(Reuters) - Novak Djokovic has proved unbeatable on court this year but Sunday’s dramatic disqualification from the U.S. Open was not the first time questionable judgement has led to unintended consequences for the world number one.
Djokovic exited the Grand Slam after hitting a line judge with the ball and can expect intense criticism in the coming days, similar in nature to what followed his Adria Tour.
The 33-year-old has long shown a fierce desire to be considered a statesman of the game in the same way as Roger Federer and Rafa Nadal, his fellow members of the “Big Three”.
The Adria Tour was an altruistic endeavour aimed at raising funds for charity, and the players’ association he launched ahead of the U.S. Open is aimed at providing a platform for his fellow professionals.
Patrick Mouratoglou, the long-time coach of Serena Williams, said Djokovic had perhaps taken on too much off court in addition to trying to extend a 26-match winning streak and bag an 18th Grand Slam.
“Trying to win this U.S. Open was already a huge goal,” Mouratoglou said on Twitter.
“Starting this players association and a campaign in order to convince players to be part of it is a full time job and a lot of extra stress. Nobody can afford to lose focus during a(Grand Slam).”
Sunday’s incident could yet have an impact on the breakaway players body as its success depended, at least in part, on his stature within the game. Federer and Nadal, who both missed the U.S. Open, have voiced opposition to the move.
His apology for the incident on the Arthur Ashe Stadium court was the second time in three months that Djokovic had tendered a public mea culpa.
After much criticism of the Adria Tour, which was held around June with top men’s players in the Balkans, he accepted that organising it had been a mistake.
While live tennis action was a welcome sight during the COVID-19 shutdown, scenes of packed stands, players hugging and posing for pictures and dancing shirtless at a club were jarring despite the event not breaking any local health protocols.
As fate would have it, Djokovic, Grigor Dimitrov, Borna Coric and Viktor Troicki tested positive for the novel coronavirus after playing in the tournament.
Djokovic found the resulting criticism “malicious” and complained of a witch-hunt against him.
It followed a furor in April after he suggested he would be opposed to vaccination for COVID-19 if it became mandatory to compete on the tour.
In a follow-up statement Djokovic, who also courted controversy when he was seen training at a club in Marbella in May in violation of Spain’s lockdown rules, said he would keep an open mind on vaccination.
He also made a U-turn on his earlier statements that competing at the 2020 U.S. Open would be “impossible” due to strict COVID-19 protocols.

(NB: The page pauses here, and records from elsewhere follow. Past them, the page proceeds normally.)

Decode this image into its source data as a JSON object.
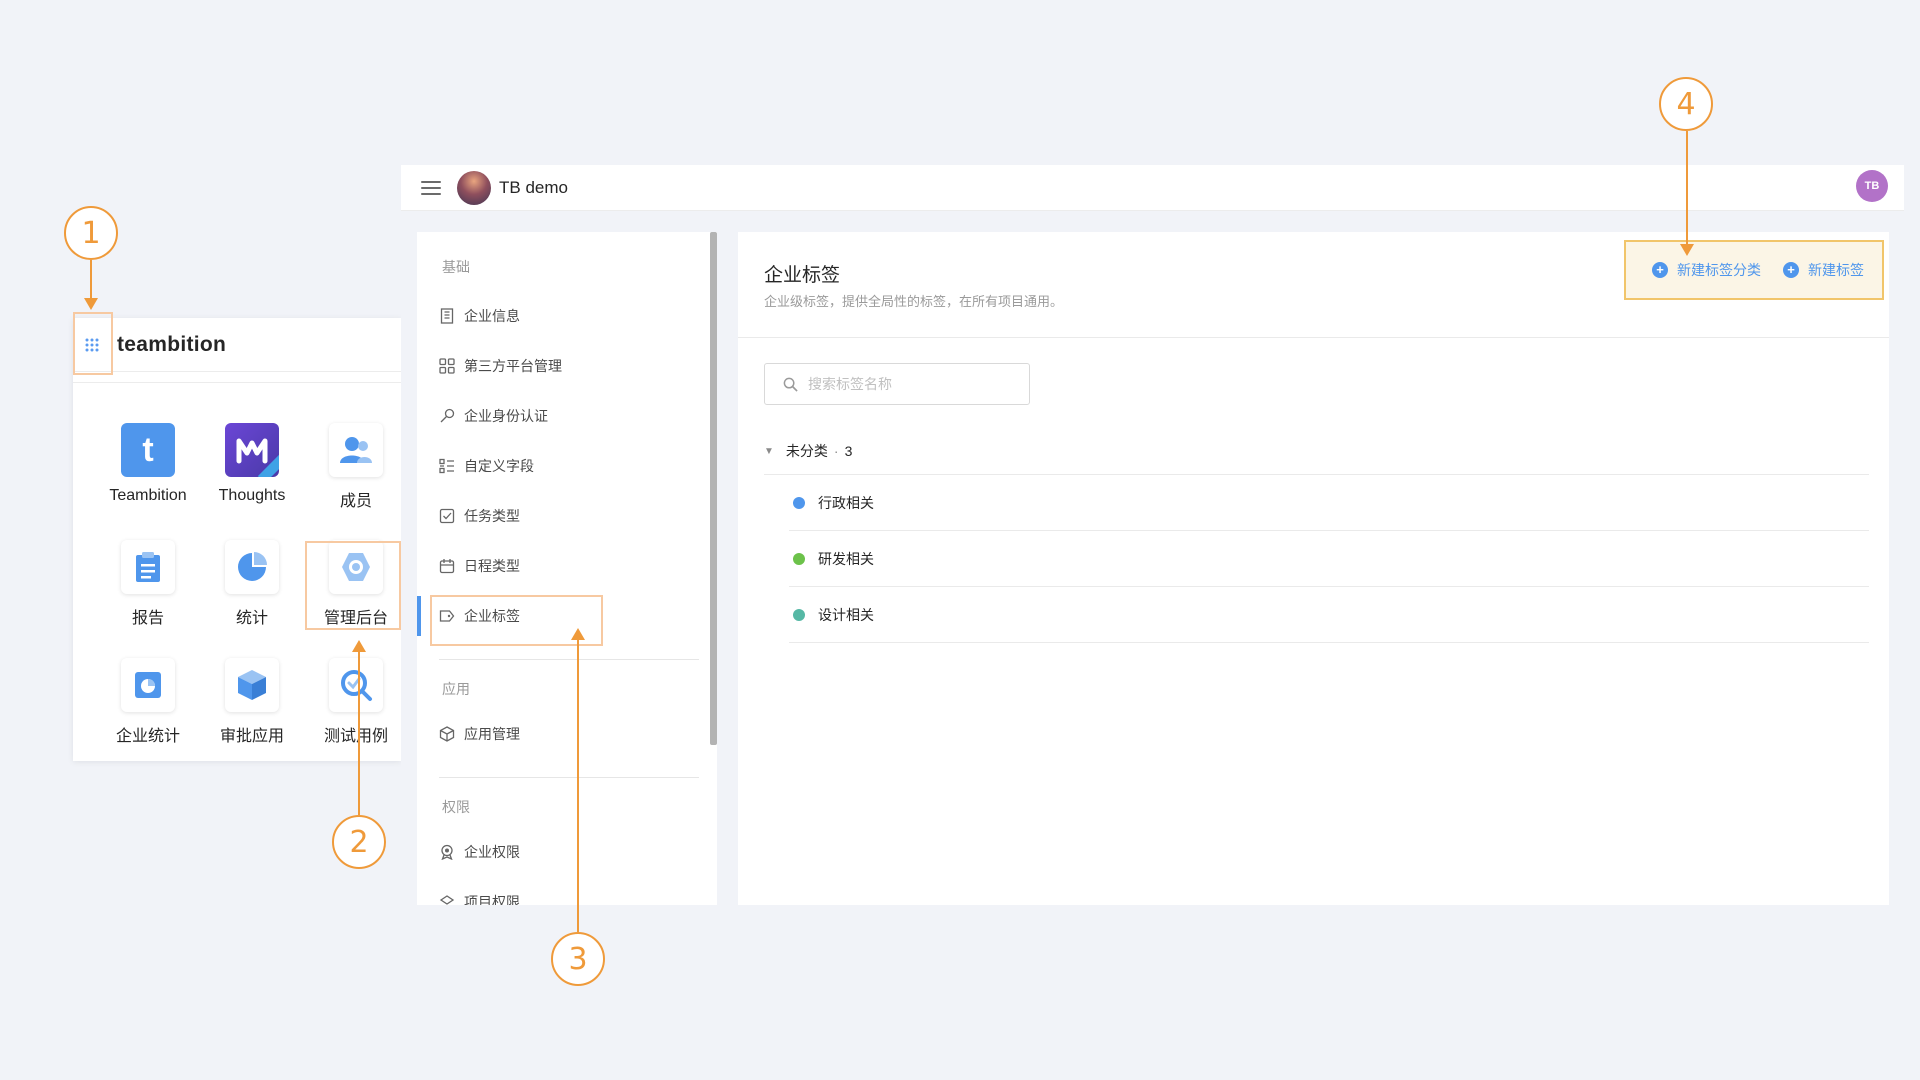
{
  "launcher": {
    "brand": "teambition",
    "apps": [
      {
        "label": "Teambition",
        "icon": "teambition-icon"
      },
      {
        "label": "Thoughts",
        "icon": "thoughts-icon"
      },
      {
        "label": "成员",
        "icon": "members-icon"
      },
      {
        "label": "报告",
        "icon": "report-icon"
      },
      {
        "label": "统计",
        "icon": "pie-chart-icon"
      },
      {
        "label": "管理后台",
        "icon": "admin-gear-icon"
      },
      {
        "label": "企业统计",
        "icon": "enterprise-stats-icon"
      },
      {
        "label": "审批应用",
        "icon": "approval-cube-icon"
      },
      {
        "label": "测试用例",
        "icon": "test-case-icon"
      }
    ]
  },
  "topbar": {
    "org_name": "TB demo",
    "user_initials": "TB"
  },
  "sidebar": {
    "groups": [
      {
        "title": "基础",
        "items": [
          {
            "label": "企业信息",
            "icon": "building-icon"
          },
          {
            "label": "第三方平台管理",
            "icon": "apps-grid-icon"
          },
          {
            "label": "企业身份认证",
            "icon": "key-icon"
          },
          {
            "label": "自定义字段",
            "icon": "fields-icon"
          },
          {
            "label": "任务类型",
            "icon": "checkbox-icon"
          },
          {
            "label": "日程类型",
            "icon": "calendar-icon"
          },
          {
            "label": "企业标签",
            "icon": "tag-icon"
          }
        ]
      },
      {
        "title": "应用",
        "items": [
          {
            "label": "应用管理",
            "icon": "box-icon"
          }
        ]
      },
      {
        "title": "权限",
        "items": [
          {
            "label": "企业权限",
            "icon": "badge-icon"
          },
          {
            "label": "项目权限",
            "icon": "shield-icon"
          }
        ]
      }
    ]
  },
  "content": {
    "title": "企业标签",
    "description": "企业级标签，提供全局性的标签，在所有项目通用。",
    "actions": {
      "new_category": "新建标签分类",
      "new_tag": "新建标签"
    },
    "search_placeholder": "搜索标签名称",
    "group": {
      "name": "未分类",
      "separator": "·",
      "count": "3"
    },
    "tags": [
      {
        "name": "行政相关",
        "color": "#4f96ec"
      },
      {
        "name": "研发相关",
        "color": "#6cc24a"
      },
      {
        "name": "设计相关",
        "color": "#56b8a5"
      }
    ]
  },
  "annotations": [
    "1",
    "2",
    "3",
    "4"
  ],
  "colors": {
    "accent": "#4f96ec",
    "annotation": "#ef9a3a"
  }
}
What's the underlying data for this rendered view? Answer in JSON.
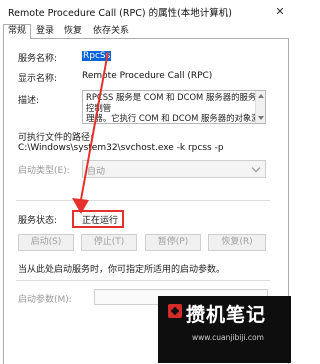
{
  "window": {
    "title": "Remote Procedure Call (RPC) 的属性(本地计算机)",
    "close_glyph": "✕"
  },
  "tabs": [
    {
      "label": "常规",
      "active": true
    },
    {
      "label": "登录",
      "active": false
    },
    {
      "label": "恢复",
      "active": false
    },
    {
      "label": "依存关系",
      "active": false
    }
  ],
  "general": {
    "service_name_label": "服务名称:",
    "service_name": "RpcSs",
    "display_name_label": "显示名称:",
    "display_name": "Remote Procedure Call (RPC)",
    "description_label": "描述:",
    "description": "RPCSS 服务是 COM 和 DCOM 服务器的服务控制管\n理器。它执行 COM 和 DCOM 服务器的对象激活请\n求、对象导出程序解析和分布式垃圾回收。如果此服务",
    "exe_path_label": "可执行文件的路径:",
    "exe_path": "C:\\Windows\\system32\\svchost.exe -k rpcss -p",
    "startup_type_label": "启动类型(E):",
    "startup_type_value": "自动",
    "service_status_label": "服务状态:",
    "service_status": "正在运行",
    "buttons": {
      "start": "启动(S)",
      "stop": "停止(T)",
      "pause": "暂停(P)",
      "resume": "恢复(R)"
    },
    "hint": "当从此处启动服务时，你可指定所适用的启动参数。",
    "start_params_label": "启动参数(M):"
  },
  "annotations": {
    "highlight_color": "#e4312b"
  },
  "watermark": {
    "title": "攒机笔记",
    "url": "www.cuanjibiji.com",
    "accent_color": "#d42a2a"
  }
}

If his many fans had hoped the focus would shift to his imperious form in 2020 once he did arrive in New York, Djokovic had other plans.
On the eve of the tournament he announced he had resigned as the president of the ATP Player Council to launch the Professional Tennis Players Association and questions about the new body duly dominated his media conferences.
Skipping his media obligations on Sunday after his disqualification will cost him up to $20,000 on top of the $250,000 fine already imposed.
While few players were ready to argue against his disqualification, the severity of the fine imposed on Djokovic did not sit well with everyone.
“Am I the only one that thinks 260k fine is a bit steep?” American Ryan Harrison wrote on Twitter.
“That’s what entire teams get fined for tampering incidents and illegal PED use.
“This was accidental...”
Reporting by Sudipto Ganguly in Mumbai; editing by Nick Mulvenney and Peter Rutherford
Our Standards: The Thomson Reuters Trust Principles.